Recently, the largest genome wide association study with 53 000 cases of IBS across multiple cohorts was completed. In this study, the strongest risk factors for IBS included long-term or recurring antibiotic exposure in childhood, somatic pain conditions (back pain, limb pain, headaches), psychiatric conditions (anxiety, depression, excessive worrying) and fatigue.
The genes included CADM2, BAG6, PHF2/FAM120AOS, NCAM1, CKAP2/TPTE2P3, and DOCK9. Four of the six loci are highly implicated in anxiety/mood disorders and there was a strong genome-wide genetic correlation of IBS with anxiety, neuroticism, depression, insomnia, and schizophrenia.
Moreover, the high genetic correlations persisted after considering individuals with phenotypic overlap, suggesting common etiological pathways between IBS and anxiety/mood disorders.
Implication of the central nervous system was further suggested by the finding that the six identified loci regulate gene expression in many genes primarily expressed in the brain. As already mentioned under ENS above, the genes NCAM1 and CADM2 were two genes which regulate neural circuit formation and influence changes in white matter microstructure in IBS and mood disorders.
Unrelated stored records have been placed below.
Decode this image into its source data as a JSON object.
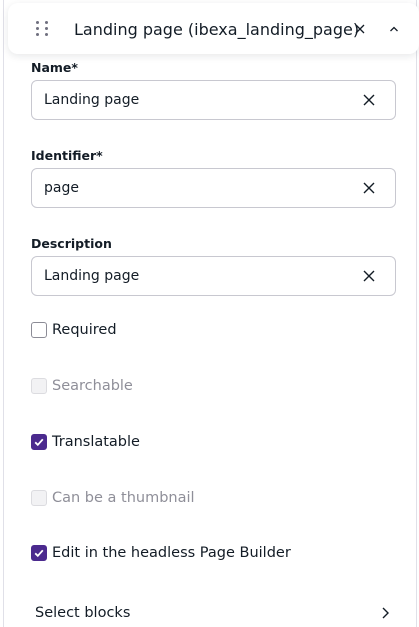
{
  "header": {
    "title": "Landing page (ibexa_landing_page)",
    "drag_icon": "drag-handle-icon",
    "close_icon": "close-icon",
    "collapse_icon": "chevron-up-icon"
  },
  "fields": {
    "name": {
      "label": "Name*",
      "value": "Landing page"
    },
    "identifier": {
      "label": "Identifier*",
      "value": "page"
    },
    "description": {
      "label": "Description",
      "value": "Landing page"
    }
  },
  "checkboxes": [
    {
      "label": "Required",
      "checked": false,
      "disabled": false
    },
    {
      "label": "Searchable",
      "checked": false,
      "disabled": true
    },
    {
      "label": "Translatable",
      "checked": true,
      "disabled": false
    },
    {
      "label": "Can be a thumbnail",
      "checked": false,
      "disabled": true
    },
    {
      "label": "Edit in the headless Page Builder",
      "checked": true,
      "disabled": false
    }
  ],
  "select_blocks": {
    "label": "Select blocks",
    "icon": "chevron-right-icon"
  },
  "colors": {
    "accent": "#4b2a8e",
    "text": "#131c26",
    "disabled_text": "#8f8f99"
  }
}
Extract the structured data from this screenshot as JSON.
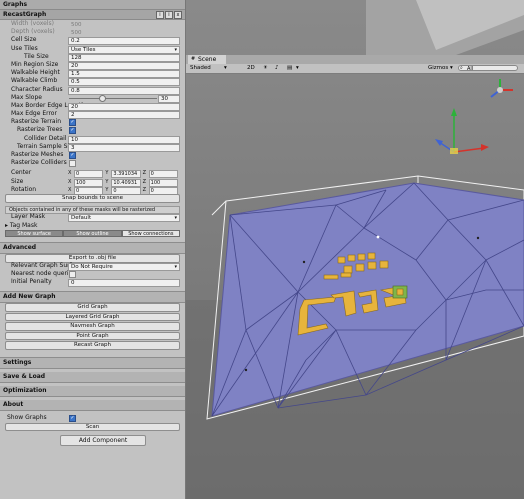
{
  "graphs_header": "Graphs",
  "graph_name": "RecastGraph",
  "graph_icons": [
    "i",
    "i",
    "x"
  ],
  "ro_fields": [
    {
      "label": "Width (voxels)",
      "value": "500"
    },
    {
      "label": "Depth (voxels)",
      "value": "500"
    }
  ],
  "cell_size": {
    "label": "Cell Size",
    "value": "0.2"
  },
  "use_tiles": {
    "label": "Use Tiles",
    "value": "Use Tiles"
  },
  "tile_size": {
    "label": "Tile Size",
    "value": "128"
  },
  "params": [
    {
      "label": "Min Region Size",
      "value": "20"
    },
    {
      "label": "Walkable Height",
      "value": "1.5"
    },
    {
      "label": "Walkable Climb",
      "value": "0.5"
    },
    {
      "label": "Character Radius",
      "value": "0.8"
    }
  ],
  "max_slope": {
    "label": "Max Slope",
    "value": "30"
  },
  "params2": [
    {
      "label": "Max Border Edge Length",
      "value": "20"
    },
    {
      "label": "Max Edge Error",
      "value": "2"
    }
  ],
  "rasterize_terrain": {
    "label": "Rasterize Terrain",
    "checked": true
  },
  "rasterize_trees": {
    "label": "Rasterize Trees",
    "checked": true
  },
  "collider_detail": {
    "label": "Collider Detail",
    "value": "10"
  },
  "terrain_sample_size": {
    "label": "Terrain Sample Size",
    "value": "3"
  },
  "rasterize_meshes": {
    "label": "Rasterize Meshes",
    "checked": true
  },
  "rasterize_colliders": {
    "label": "Rasterize Colliders",
    "checked": false
  },
  "center": {
    "label": "Center",
    "x": "0",
    "y": "3.391034",
    "z": "0"
  },
  "size": {
    "label": "Size",
    "x": "100",
    "y": "10.40931",
    "z": "100"
  },
  "rotation": {
    "label": "Rotation",
    "x": "0",
    "y": "0",
    "z": "0"
  },
  "snap_button": "Snap bounds to scene",
  "mask_note": "Objects contained in any of these masks will be rasterized",
  "layer_mask": {
    "label": "Layer Mask",
    "value": "Default"
  },
  "tag_mask": "Tag Mask",
  "view_tabs": [
    "Show surface",
    "Show outline",
    "Show connections"
  ],
  "advanced_header": "Advanced",
  "export_button": "Export to .obj file",
  "relevant_surface": {
    "label": "Relevant Graph Surface",
    "value": "Do Not Require"
  },
  "nearest_node": {
    "label": "Nearest node queries",
    "checked": false
  },
  "initial_penalty": {
    "label": "Initial Penalty",
    "value": "0"
  },
  "add_graph_header": "Add New Graph",
  "graph_buttons": [
    "Grid Graph",
    "Layered Grid Graph",
    "Navmesh Graph",
    "Point Graph",
    "Recast Graph"
  ],
  "folds": [
    "Settings",
    "Save & Load",
    "Optimization",
    "About"
  ],
  "show_graphs": {
    "label": "Show Graphs",
    "checked": true
  },
  "scan_button": "Scan",
  "add_component_button": "Add Component",
  "scene_tab": "Scene",
  "scene_toolbar": {
    "shading": "Shaded",
    "mode": "2D",
    "gizmos": "Gizmos",
    "search": "All"
  },
  "colors": {
    "navmesh": "#7f82c4",
    "sky_upper": "#8a8a8a",
    "ground": "#6a6a6a",
    "obstacles": "#e7b43c"
  }
}
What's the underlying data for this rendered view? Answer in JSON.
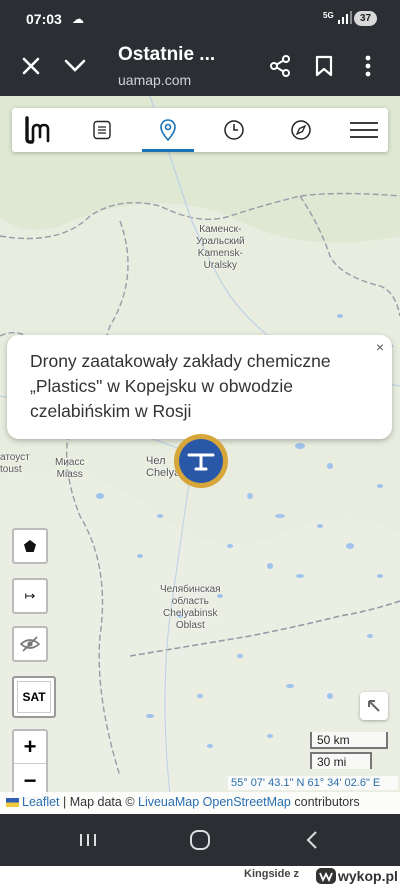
{
  "status_bar": {
    "time": "07:03",
    "network": "5G",
    "battery": "37"
  },
  "browser": {
    "title": "Ostatnie ...",
    "url": "uamap.com"
  },
  "toolbar": {
    "items": [
      "logo",
      "list",
      "location",
      "clock",
      "compass",
      "menu"
    ],
    "active_item": "location"
  },
  "map_labels": {
    "kamensk_ru": "Каменск-",
    "kamensk_ru2": "Уральский",
    "kamensk_lat": "Kamensk-",
    "kamensk_lat2": "Uralsky",
    "zlatoust_ru": "атоуст",
    "zlatoust_lat": "toust",
    "miass_ru": "Миасс",
    "miass_lat": "Miass",
    "chel_ru": "Чел",
    "chel_lat": "Chelyabinsk",
    "oblast_ru1": "Челябинская",
    "oblast_ru2": "область",
    "oblast_lat1": "Chelyabinsk",
    "oblast_lat2": "Oblast"
  },
  "popup": {
    "text": "Drony zaatakowały zakłady chemiczne „Plastics\" w Kopejsku w obwodzie czelabińskim w Rosji",
    "close": "×"
  },
  "controls": {
    "sat_label": "SAT",
    "zoom_in": "+",
    "zoom_out": "−",
    "line_tool": "↦"
  },
  "scale": {
    "km": "50 km",
    "mi": "30 mi"
  },
  "coordinates": "55° 07' 43.1\" N 61° 34' 02.6\" E",
  "attribution": {
    "leaflet": "Leaflet",
    "sep": " | Map data © ",
    "liveua": "LiveuaMap",
    "osm": "OpenStreetMap",
    "contrib": " contributors"
  },
  "watermark": {
    "user": "Kingside z",
    "site": "wykop.pl"
  },
  "colors": {
    "header": "#2b2e33",
    "accent": "#1a73b5",
    "marker_outer": "#d7a63b",
    "marker_inner": "#2a58a8"
  }
}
Specifically, they regulate synaptic cell adhesion molecules, which are present in dorsal root ganglia sensory neurons throughout development, mediate adhesion of sensory axons, and induce neurite outgrowth.
The heritability of IBS was estimated to be around 6%, suggesting that disturbance of the brain-gut axis by environmental factors arising from the exposome such as early adversity, psychosocial stress, learned behaviours, diet, and possibly dysbiosis play a prominent role.
Considering these new genetic findings and the reported frequent comorbidities of IBS with other chronic pain and psychiatric conditions, it is becoming increasingly recognised that IBS is part of a constellation of symptoms that occur on a larger spectrum of altered brain-body interactions. This concept is consistent with the ‘somatic symptom disorder’ concept, previously proposed. The main co-occurring symptoms include hypersensitivity to multiple internal and external sensory stimuli, which could explain the observed association with a variety of seemingly unrelated external and internal factors, previously reported. Other co-occurring symptoms include mood problems, fatigue, and problems with sleep onset and maintenance, as well as memory disturbance.
The neurogenetic basis integrating mood/anxiety and central amplification of sensory inputs (‘central sensitisation’) based on many of these genetic hits have been well established.
There is growing evidence from clinical, preclinical, and genetic studies supporting the existence of shared p factors in IBS and often comorbid gastrointestinal and non-gastrointestinal pain conditions, as well as psychiatric conditions. Despite shared vulnerability genes, different influences from the environment (exposome) in particular during childhood ultimately shape the specific clinical phenotype.
The emerging disease model can explain the failure of reductionistic single mechanism targeted treatment approaches and is consistent with the evidence for the effectiveness of personalised multidisciplinary approaches involving behavioural, dietary, and pharmacological interventions.
Mayer, E.A., Ryu, H.J. & Bhatt, R.R. The neurobiology of irritable bowel syndrome.Mol Psychiatry 2023:28;1451–1465. https://doi.org/10.1038/s41380-023-01972-w